NE Scotland, Orkney & Shetland

Orkney energy hopes follow Churchill Barrier sale

Churchill Barriers, Orkney. Picture courtesy of Scape
Image caption The Churchill Barriers were constructed after the sinking of the Royal Oak at Scapa Flow

Orkney Islands Council has taken ownership of the Churchill Barriers, WWII causeways which link some of Orkney's south islands.

The council said it paid a "nominal" sum to complete the deal.

The purchase from the MoD may lead to a marine energy project harnessing tidal flows beneath the installations.

Although built as a defence against submarine attack in wartime, the barriers are now part of Orkney's road network.
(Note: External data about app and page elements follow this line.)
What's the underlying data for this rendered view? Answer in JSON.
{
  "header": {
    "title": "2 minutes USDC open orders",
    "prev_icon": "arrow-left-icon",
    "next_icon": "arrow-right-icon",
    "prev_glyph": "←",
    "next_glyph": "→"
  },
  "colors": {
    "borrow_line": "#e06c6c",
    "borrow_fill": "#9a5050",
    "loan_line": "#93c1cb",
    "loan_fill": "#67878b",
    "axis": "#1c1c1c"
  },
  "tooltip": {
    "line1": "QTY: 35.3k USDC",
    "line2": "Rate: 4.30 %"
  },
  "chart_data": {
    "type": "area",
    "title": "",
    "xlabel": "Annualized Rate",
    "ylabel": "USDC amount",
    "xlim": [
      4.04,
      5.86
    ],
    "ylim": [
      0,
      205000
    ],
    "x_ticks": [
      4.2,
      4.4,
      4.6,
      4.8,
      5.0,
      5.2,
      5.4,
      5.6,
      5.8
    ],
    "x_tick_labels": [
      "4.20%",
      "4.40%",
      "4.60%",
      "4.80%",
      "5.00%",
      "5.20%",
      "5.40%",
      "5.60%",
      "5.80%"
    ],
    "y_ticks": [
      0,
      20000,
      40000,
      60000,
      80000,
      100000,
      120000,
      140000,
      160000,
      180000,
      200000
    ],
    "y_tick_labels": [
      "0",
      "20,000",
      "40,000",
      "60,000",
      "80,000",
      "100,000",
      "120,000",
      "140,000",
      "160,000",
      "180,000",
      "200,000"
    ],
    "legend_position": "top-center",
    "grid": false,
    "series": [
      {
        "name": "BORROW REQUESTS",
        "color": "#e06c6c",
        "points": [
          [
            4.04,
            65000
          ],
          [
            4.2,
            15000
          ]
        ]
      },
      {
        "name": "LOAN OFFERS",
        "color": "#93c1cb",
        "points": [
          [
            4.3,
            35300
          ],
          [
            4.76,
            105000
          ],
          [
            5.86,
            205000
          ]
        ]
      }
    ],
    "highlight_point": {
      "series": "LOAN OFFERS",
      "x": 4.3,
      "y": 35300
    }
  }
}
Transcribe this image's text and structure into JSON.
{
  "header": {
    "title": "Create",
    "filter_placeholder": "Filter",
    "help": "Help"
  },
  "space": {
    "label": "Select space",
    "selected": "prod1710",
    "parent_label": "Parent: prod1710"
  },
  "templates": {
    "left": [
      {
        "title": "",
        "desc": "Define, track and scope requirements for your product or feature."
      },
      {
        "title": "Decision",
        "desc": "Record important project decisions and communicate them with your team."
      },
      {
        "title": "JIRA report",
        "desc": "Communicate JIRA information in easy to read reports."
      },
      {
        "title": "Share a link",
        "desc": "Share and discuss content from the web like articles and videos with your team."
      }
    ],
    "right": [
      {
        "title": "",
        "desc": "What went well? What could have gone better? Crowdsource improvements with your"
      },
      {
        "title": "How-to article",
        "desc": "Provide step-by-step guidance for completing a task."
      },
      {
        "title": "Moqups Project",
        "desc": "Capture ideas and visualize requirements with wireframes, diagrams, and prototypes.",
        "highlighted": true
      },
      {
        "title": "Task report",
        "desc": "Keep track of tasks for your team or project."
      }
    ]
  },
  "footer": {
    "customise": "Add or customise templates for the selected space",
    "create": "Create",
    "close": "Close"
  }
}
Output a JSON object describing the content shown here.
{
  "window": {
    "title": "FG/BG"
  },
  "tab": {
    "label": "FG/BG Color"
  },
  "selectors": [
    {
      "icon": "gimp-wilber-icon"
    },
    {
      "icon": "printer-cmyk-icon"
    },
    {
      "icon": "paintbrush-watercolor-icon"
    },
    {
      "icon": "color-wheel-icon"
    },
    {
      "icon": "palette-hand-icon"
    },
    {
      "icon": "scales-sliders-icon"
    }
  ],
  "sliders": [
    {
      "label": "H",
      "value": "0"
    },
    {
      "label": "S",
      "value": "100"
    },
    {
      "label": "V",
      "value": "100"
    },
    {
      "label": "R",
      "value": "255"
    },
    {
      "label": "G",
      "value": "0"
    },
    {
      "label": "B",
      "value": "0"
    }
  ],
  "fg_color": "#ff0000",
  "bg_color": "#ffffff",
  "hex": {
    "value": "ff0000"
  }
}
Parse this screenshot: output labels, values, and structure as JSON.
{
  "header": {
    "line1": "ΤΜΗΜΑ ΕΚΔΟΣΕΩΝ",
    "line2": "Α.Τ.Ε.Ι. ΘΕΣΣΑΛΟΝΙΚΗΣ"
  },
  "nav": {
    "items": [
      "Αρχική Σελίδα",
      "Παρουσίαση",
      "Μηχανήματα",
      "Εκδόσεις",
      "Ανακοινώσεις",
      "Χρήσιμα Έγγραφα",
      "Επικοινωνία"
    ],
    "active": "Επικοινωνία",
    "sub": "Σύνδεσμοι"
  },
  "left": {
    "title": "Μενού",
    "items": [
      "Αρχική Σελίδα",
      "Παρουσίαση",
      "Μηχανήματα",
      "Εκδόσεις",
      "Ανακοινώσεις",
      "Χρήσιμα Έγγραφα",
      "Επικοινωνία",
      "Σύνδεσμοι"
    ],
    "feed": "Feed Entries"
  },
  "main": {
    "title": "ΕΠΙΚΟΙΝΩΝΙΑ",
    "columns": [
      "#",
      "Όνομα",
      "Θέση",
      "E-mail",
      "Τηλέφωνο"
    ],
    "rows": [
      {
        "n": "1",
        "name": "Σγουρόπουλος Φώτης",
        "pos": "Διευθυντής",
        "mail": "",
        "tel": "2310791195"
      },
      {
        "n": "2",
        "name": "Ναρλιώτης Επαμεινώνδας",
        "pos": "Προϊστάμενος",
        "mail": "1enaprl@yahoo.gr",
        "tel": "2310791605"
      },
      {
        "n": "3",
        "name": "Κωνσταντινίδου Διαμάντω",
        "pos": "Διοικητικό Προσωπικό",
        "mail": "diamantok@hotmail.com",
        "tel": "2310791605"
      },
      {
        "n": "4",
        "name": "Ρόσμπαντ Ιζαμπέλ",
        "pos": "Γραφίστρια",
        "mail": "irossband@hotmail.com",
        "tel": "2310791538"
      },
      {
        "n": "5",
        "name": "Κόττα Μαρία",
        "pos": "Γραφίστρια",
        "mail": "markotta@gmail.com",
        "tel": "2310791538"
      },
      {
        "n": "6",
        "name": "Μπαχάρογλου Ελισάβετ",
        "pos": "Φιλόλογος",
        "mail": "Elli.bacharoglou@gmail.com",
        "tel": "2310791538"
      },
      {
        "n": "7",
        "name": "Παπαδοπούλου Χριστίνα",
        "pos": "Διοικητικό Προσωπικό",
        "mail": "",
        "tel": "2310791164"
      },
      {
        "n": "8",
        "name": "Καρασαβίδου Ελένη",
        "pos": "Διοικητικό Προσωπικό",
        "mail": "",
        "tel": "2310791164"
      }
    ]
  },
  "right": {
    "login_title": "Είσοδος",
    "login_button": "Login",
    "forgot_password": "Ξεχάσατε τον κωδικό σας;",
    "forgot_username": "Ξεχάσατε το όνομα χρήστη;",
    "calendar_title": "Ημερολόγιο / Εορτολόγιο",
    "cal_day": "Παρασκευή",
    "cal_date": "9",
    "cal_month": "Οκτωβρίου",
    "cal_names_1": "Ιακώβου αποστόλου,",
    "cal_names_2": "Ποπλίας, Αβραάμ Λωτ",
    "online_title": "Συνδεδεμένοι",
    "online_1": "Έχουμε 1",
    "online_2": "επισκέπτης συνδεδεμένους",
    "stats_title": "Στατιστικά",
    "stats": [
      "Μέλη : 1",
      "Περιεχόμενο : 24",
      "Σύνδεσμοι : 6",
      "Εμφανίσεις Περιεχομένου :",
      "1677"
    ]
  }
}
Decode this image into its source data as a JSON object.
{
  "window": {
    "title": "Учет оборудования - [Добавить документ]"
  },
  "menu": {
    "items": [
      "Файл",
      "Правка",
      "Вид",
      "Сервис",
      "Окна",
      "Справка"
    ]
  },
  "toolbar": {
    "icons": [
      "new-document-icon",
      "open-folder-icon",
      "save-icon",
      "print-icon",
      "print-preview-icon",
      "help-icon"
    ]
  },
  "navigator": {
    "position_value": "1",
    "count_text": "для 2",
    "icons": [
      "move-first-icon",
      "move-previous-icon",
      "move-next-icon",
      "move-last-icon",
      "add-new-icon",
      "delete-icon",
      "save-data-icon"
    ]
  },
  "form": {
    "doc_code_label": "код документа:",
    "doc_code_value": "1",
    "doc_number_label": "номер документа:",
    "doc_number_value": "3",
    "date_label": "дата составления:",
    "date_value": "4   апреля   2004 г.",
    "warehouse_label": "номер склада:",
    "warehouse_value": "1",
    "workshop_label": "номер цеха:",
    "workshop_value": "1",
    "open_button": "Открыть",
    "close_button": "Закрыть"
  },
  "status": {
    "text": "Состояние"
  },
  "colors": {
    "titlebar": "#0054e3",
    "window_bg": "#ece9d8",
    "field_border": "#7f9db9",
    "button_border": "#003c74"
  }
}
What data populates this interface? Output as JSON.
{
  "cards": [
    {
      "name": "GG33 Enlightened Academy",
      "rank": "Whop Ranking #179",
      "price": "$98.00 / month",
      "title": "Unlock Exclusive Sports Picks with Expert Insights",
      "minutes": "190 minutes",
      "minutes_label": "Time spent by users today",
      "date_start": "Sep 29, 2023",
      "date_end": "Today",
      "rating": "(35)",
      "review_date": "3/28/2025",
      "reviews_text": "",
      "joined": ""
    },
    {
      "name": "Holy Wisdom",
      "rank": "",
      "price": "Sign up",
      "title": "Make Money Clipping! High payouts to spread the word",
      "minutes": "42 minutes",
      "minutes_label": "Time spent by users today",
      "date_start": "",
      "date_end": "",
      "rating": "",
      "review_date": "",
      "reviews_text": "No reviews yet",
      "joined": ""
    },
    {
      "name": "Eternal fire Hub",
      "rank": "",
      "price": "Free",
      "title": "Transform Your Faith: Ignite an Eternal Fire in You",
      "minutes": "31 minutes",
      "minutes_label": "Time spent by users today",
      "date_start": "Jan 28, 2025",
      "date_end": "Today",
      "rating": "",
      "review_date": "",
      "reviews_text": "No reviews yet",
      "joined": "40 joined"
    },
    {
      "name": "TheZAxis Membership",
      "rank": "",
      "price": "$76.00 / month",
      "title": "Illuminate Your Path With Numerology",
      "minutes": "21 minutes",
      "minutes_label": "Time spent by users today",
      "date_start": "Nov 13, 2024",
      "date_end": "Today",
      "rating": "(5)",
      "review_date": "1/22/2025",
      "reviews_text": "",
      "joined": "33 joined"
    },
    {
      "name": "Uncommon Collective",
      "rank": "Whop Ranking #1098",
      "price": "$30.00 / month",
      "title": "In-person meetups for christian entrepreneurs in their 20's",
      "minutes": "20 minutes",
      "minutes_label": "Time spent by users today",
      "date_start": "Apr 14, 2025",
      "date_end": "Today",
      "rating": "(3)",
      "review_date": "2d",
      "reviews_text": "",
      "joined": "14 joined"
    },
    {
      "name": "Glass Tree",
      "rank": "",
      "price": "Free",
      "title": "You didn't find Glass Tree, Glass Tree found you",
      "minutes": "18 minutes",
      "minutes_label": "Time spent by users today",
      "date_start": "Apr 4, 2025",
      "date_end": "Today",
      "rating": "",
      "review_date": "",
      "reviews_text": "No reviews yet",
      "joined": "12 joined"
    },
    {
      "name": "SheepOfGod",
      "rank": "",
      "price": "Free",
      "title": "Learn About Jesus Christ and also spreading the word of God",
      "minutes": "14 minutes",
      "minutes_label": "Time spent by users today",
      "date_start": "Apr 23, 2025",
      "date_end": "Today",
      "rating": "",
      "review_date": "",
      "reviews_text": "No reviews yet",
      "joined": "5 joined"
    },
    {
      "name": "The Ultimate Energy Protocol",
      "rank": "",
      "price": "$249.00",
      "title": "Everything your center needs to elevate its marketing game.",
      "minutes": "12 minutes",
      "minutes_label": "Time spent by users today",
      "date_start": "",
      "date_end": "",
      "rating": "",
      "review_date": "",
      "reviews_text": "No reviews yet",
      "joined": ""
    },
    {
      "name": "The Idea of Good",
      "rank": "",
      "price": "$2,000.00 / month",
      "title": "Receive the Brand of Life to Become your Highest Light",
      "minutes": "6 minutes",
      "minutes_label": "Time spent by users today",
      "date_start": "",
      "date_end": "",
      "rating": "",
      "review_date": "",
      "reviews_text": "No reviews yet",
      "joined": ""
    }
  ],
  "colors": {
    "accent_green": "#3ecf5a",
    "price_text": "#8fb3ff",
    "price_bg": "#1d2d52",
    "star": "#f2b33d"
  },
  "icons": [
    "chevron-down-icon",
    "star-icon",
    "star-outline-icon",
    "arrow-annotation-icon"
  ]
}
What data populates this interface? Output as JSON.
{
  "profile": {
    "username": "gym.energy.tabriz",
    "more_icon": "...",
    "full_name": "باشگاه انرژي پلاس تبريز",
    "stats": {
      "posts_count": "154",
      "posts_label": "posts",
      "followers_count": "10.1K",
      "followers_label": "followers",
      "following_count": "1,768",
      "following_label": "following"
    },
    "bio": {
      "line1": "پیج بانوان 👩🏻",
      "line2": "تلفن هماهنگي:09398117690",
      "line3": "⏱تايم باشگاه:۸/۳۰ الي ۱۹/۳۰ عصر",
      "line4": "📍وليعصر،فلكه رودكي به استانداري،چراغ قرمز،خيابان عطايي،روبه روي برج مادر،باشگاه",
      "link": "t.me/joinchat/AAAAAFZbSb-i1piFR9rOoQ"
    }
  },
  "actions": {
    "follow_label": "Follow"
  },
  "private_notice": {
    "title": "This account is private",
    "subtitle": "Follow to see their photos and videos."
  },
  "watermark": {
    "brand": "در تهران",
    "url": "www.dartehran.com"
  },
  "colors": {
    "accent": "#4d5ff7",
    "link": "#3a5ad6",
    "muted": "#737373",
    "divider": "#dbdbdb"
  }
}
The sale by the MoD has given the local authority ownership of the seabed underneath the barriers.

The council has said the move was to address an "anomaly" in the ownership of the road network.

But it is understood that discussions have already taken place with a renewable energy developer.

The construction of the Churchill Barriers as a defence for the harbour at Scapa Flow was prompted by the sinking of the battleship Royal Oak in 1939.

More on this story

Related Internet links

The BBC is not responsible for the content of external Internet sites